John has received financial support from his family and has 'an understanding bank'. 'I liked the idea of a two-year course because it meant less time out of the job market, and would cost less than a three-year course,' he says.

Mr Parry says, 'We interview every student we offer a place to and we do some very careful counselling right at the start. The aim is to get through to them just how hard it is going to be.

'The majority look at the seven weeks' holiday a year, and because they have been in work, they think it is generous. But studying at this pace is very draining. By the end of June they are tired and they have just one week to recuperate.'

Students are able to transfer to the three-year course if they feel they cannot cope. A couple have; and some have changed from the three-year to the two-year.

Eva Greenspan, who is in her mid-forties, is a councillor in Barnet, north London. Her experience as a former vice-chairman of the planning committee gave her the desire to study law, and specialise in planning matters.

'It has been tough but it is very enjoyable. I have three children, one doing A-levels, and she and I have been studying together. When I graduate I will have two to three weeks' break and then I will start at law school.'

They miss out on the student social life. There is no time for the pub or partying. 'But these students want to get a degree, and a good one,' says Mr Parry. 'They need to, because of the job market. But they are not dull, far from it.'

For the staff, teaching is entirely voluntary during the summer semester, but no one has refused to join in. For Mr Parry it meant taking his holiday in Nepal in January, rather than the summer.

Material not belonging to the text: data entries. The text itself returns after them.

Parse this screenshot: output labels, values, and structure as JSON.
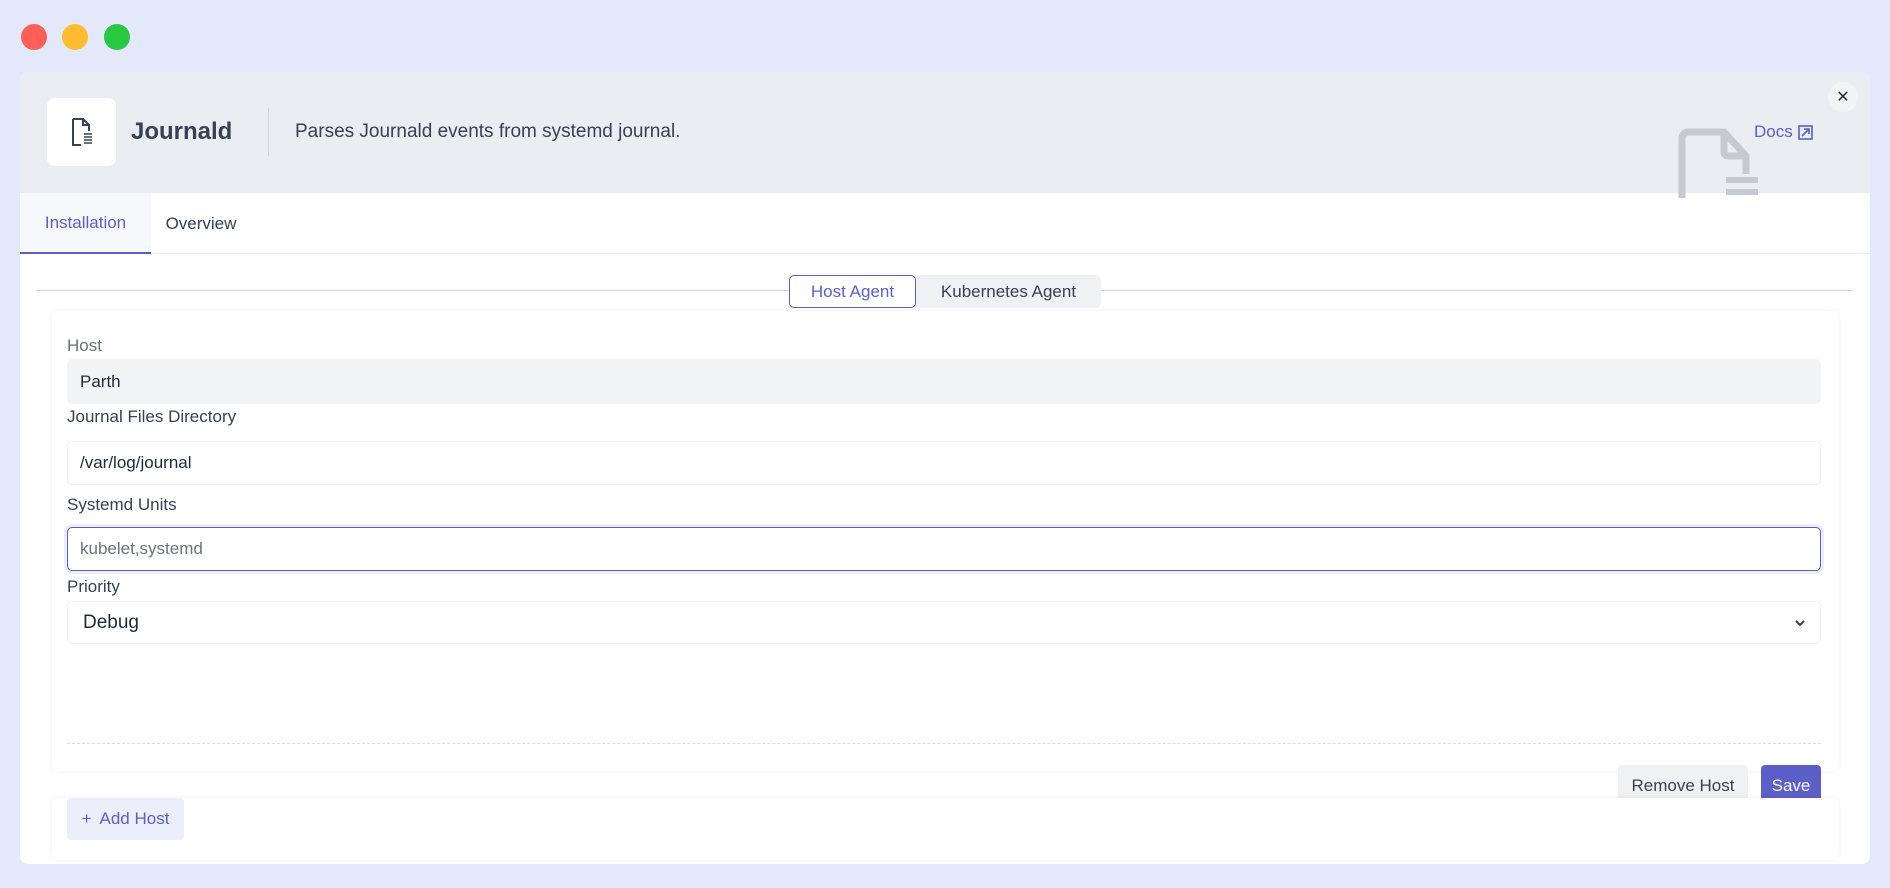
{
  "window": {
    "controls": {
      "close_color": "#ff5f57",
      "minimize_color": "#febc2e",
      "zoom_color": "#28c840"
    }
  },
  "header": {
    "title": "Journald",
    "description": "Parses Journald events from systemd journal.",
    "docs_label": "Docs",
    "icon": "file-text-icon"
  },
  "tabs": [
    {
      "label": "Installation",
      "active": true
    },
    {
      "label": "Overview",
      "active": false
    }
  ],
  "agent_toggle": [
    {
      "label": "Host Agent",
      "active": true
    },
    {
      "label": "Kubernetes Agent",
      "active": false
    }
  ],
  "form": {
    "host": {
      "label": "Host",
      "value": "Parth"
    },
    "journal_dir": {
      "label": "Journal Files Directory",
      "value": "/var/log/journal"
    },
    "systemd_units": {
      "label": "Systemd Units",
      "placeholder": "kubelet,systemd"
    },
    "priority": {
      "label": "Priority",
      "value": "Debug"
    },
    "remove_label": "Remove Host",
    "save_label": "Save"
  },
  "add_host_label": "Add Host",
  "colors": {
    "accent": "#5b5fc7",
    "background": "#e3e9fb",
    "header": "#eaeef3"
  }
}
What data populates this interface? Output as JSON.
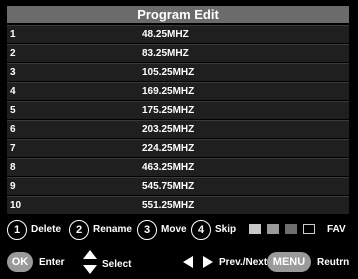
{
  "window": {
    "title": "Program Edit"
  },
  "programs": [
    {
      "num": "1",
      "freq": "48.25MHZ"
    },
    {
      "num": "2",
      "freq": "83.25MHZ"
    },
    {
      "num": "3",
      "freq": "105.25MHZ"
    },
    {
      "num": "4",
      "freq": "169.25MHZ"
    },
    {
      "num": "5",
      "freq": "175.25MHZ"
    },
    {
      "num": "6",
      "freq": "203.25MHZ"
    },
    {
      "num": "7",
      "freq": "224.25MHZ"
    },
    {
      "num": "8",
      "freq": "463.25MHZ"
    },
    {
      "num": "9",
      "freq": "545.75MHZ"
    },
    {
      "num": "10",
      "freq": "551.25MHZ"
    }
  ],
  "legend": {
    "k1": "1",
    "delete": "Delete",
    "k2": "2",
    "rename": "Rename",
    "k3": "3",
    "move": "Move",
    "k4": "4",
    "skip": "Skip",
    "fav": "FAV",
    "ok": "OK",
    "enter": "Enter",
    "select": "Select",
    "prevnext": "Prev./Next",
    "menu": "MENU",
    "return": "Reutrn"
  },
  "colors": {
    "title_bg": "#6b6b6b",
    "row_bg": "#1f1f1f",
    "pill": "#9a9a9a"
  }
}
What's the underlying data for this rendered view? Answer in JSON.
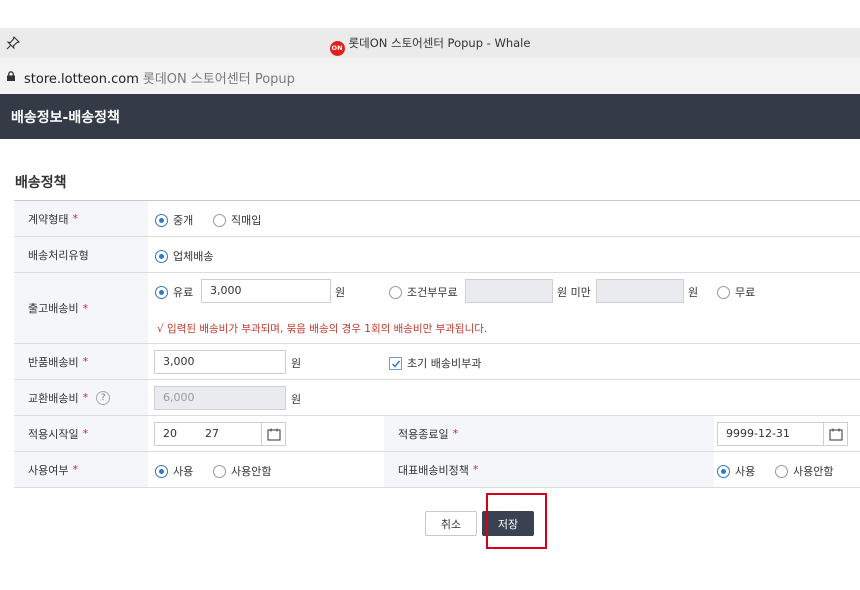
{
  "browser": {
    "window_title": "롯데ON 스토어센터 Popup - Whale",
    "logo_text": "ON",
    "url_host": "store.lotteon.com",
    "url_title": "롯데ON 스토어센터 Popup"
  },
  "header": {
    "title": "배송정보-배송정책"
  },
  "section": {
    "title": "배송정책"
  },
  "form": {
    "contract_type": {
      "label": "계약형태",
      "options": [
        "중개",
        "직매입"
      ],
      "selected": "중개"
    },
    "processing_type": {
      "label": "배송처리유형",
      "options": [
        "업체배송"
      ],
      "selected": "업체배송"
    },
    "outbound_fee": {
      "label": "출고배송비",
      "options": [
        "유료",
        "조건부무료",
        "무료"
      ],
      "selected": "유료",
      "paid_value": "3,000",
      "unit": "원",
      "conditional_unit_suffix": "원 미만",
      "conditional_unit": "원",
      "warning": "√  입력된 배송비가 부과되며, 묶음 배송의 경우 1회의 배송비만 부과됩니다."
    },
    "return_fee": {
      "label": "반품배송비",
      "value": "3,000",
      "unit": "원",
      "initial_fee_checkbox": "초기 배송비부과",
      "initial_fee_checked": true
    },
    "exchange_fee": {
      "label": "교환배송비",
      "help": "?",
      "value": "6,000",
      "unit": "원"
    },
    "start_date": {
      "label": "적용시작일",
      "value_prefix": "20",
      "value_suffix": "27"
    },
    "end_date": {
      "label": "적용종료일",
      "value": "9999-12-31"
    },
    "usage": {
      "label": "사용여부",
      "options": [
        "사용",
        "사용안함"
      ],
      "selected": "사용"
    },
    "representative": {
      "label": "대표배송비정책",
      "options": [
        "사용",
        "사용안함"
      ],
      "selected": "사용"
    },
    "required_mark": "*"
  },
  "buttons": {
    "cancel": "취소",
    "save": "저장"
  },
  "colors": {
    "header_bg": "#343a46",
    "accent": "#2f78c4",
    "required": "#e02020",
    "highlight": "#d6001c"
  }
}
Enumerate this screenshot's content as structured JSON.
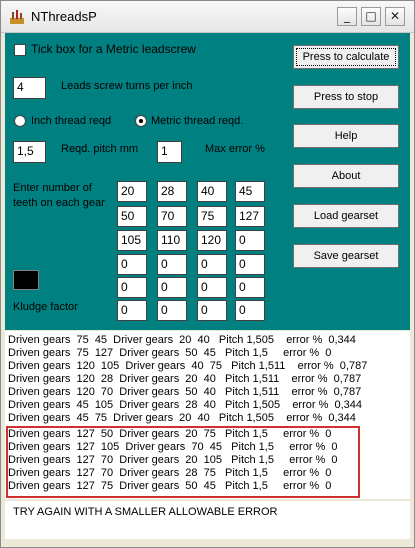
{
  "window": {
    "title": "NThreadsP",
    "minimize": "_",
    "maximize": "□",
    "close": "✕"
  },
  "form": {
    "metric_checkbox_label": "Tick box for a Metric leadscrew",
    "leadscrew_value": "4",
    "leadscrew_label": "Leads screw  turns per inch",
    "inch_radio_label": "Inch thread reqd",
    "metric_radio_label": "Metric thread reqd.",
    "pitch_value": "1,5",
    "pitch_label": "Reqd. pitch mm",
    "max_error_value": "1",
    "max_error_label": "Max error %",
    "teeth_label_1": "Enter number of",
    "teeth_label_2": "teeth on each gear",
    "kludge_label": "Kludge factor",
    "gears": [
      [
        "20",
        "28",
        "40",
        "45"
      ],
      [
        "50",
        "70",
        "75",
        "127"
      ],
      [
        "105",
        "110",
        "120",
        "0"
      ],
      [
        "0",
        "0",
        "0",
        "0"
      ],
      [
        "0",
        "0",
        "0",
        "0"
      ],
      [
        "0",
        "0",
        "0",
        "0"
      ]
    ]
  },
  "buttons": {
    "calculate": "Press to calculate",
    "stop": "Press to stop",
    "help": "Help",
    "about": "About",
    "load": "Load gearset",
    "save": "Save gearset"
  },
  "results": [
    "Driven gears  75  45  Driver gears  20  40   Pitch 1,505    error %  0,344",
    "Driven gears  75  127  Driver gears  50  45   Pitch 1,5     error %  0",
    "Driven gears  120  105  Driver gears  40  75   Pitch 1,511    error %  0,787",
    "Driven gears  120  28  Driver gears  20  40   Pitch 1,511    error %  0,787",
    "Driven gears  120  70  Driver gears  50  40   Pitch 1,511    error %  0,787",
    "Driven gears  45  105  Driver gears  28  40   Pitch 1,505    error %  0,344",
    "Driven gears  45  75  Driver gears  20  40   Pitch 1,505    error %  0,344",
    "Driven gears  127  50  Driver gears  20  75   Pitch 1,5     error %  0",
    "Driven gears  127  105  Driver gears  70  45   Pitch 1,5     error %  0",
    "Driven gears  127  70  Driver gears  20  105   Pitch 1,5     error %  0",
    "Driven gears  127  70  Driver gears  28  75   Pitch 1,5     error %  0",
    "Driven gears  127  75  Driver gears  50  45   Pitch 1,5     error %  0"
  ],
  "status_message": "TRY AGAIN WITH A SMALLER ALLOWABLE ERROR"
}
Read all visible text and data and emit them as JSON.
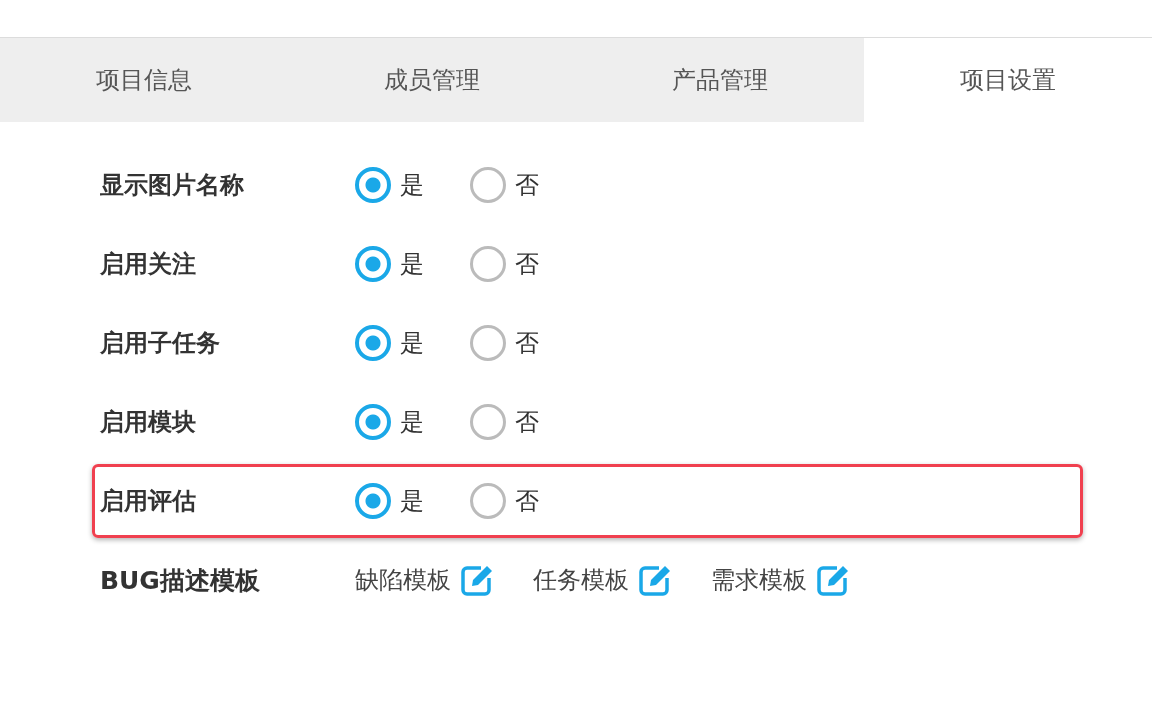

But are two-year degrees just a way for government to provide education on the cheap? 'Some of the older universities make comparisons with battery hens,' says Neil Buxton, the vice-chancellor. 'But the students are demanding these courses, and they do extremely well.'

(Photograph omitted)